What it is to be “Counterculture”
By TUSHAR DWIVEDI
Counterculture in modern culture has often been associated with the notion of subversion, making using a set of notably distinct values or beliefs to drive change in an existing system. The seemingly rebellious nature of counterculture appears embedded in the name itself; the use of counter gives the impression that there exists something that is being countered. This relationship has clear validity: one student the Indy spoke with expressed frustration with the pressure to adopt mainstream culture that “quite frankly is definitely not a one size fits all,” and in its current form, is “doing more harm than good to the youth in our generation and the ones beneath us.” So the question becomes: is counterculture just composed of elements that contrast those we think are corrupt or distasteful in mainstream culture? Equivalently, leveraging Aristotle, are mainstream culture and counterculture simply convex and concave on the same curve?

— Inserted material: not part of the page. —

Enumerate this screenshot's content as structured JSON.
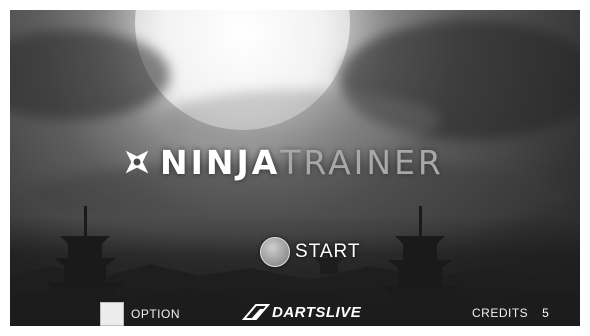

The Counterculture Issue, for the Independent, is an opportunity to explore this question, examining instances of counterculture at Harvard as well as the motivations behind them. One particular case study of interest is the private tattoo: a sophomore in Adams House possessing a secret-to-all tattoo explained that “while yes, I like the fact that the tattoo moves from away from everyday blandness, that’s not why I got it.” When asked why, she responded: “because I think tattoos are themselves beautiful.” Similarly, when asked about drug use, a Quincy House Junior revealed that being different and rebelling are not at all motivating factors. Even from these small examples, it becomes clear that counterculture is more than just anti-mainstream; it is a set of beliefs, tastes, values, and aesthetics that are to be appreciated in their own right, rather than simply valued for being different. And in this manner, everyone can share in counterculture, without limit on in what form, size, or scope, and without judgement. We rediscover this every year with the Counterculture Issue and hope you enjoy our yearly foray.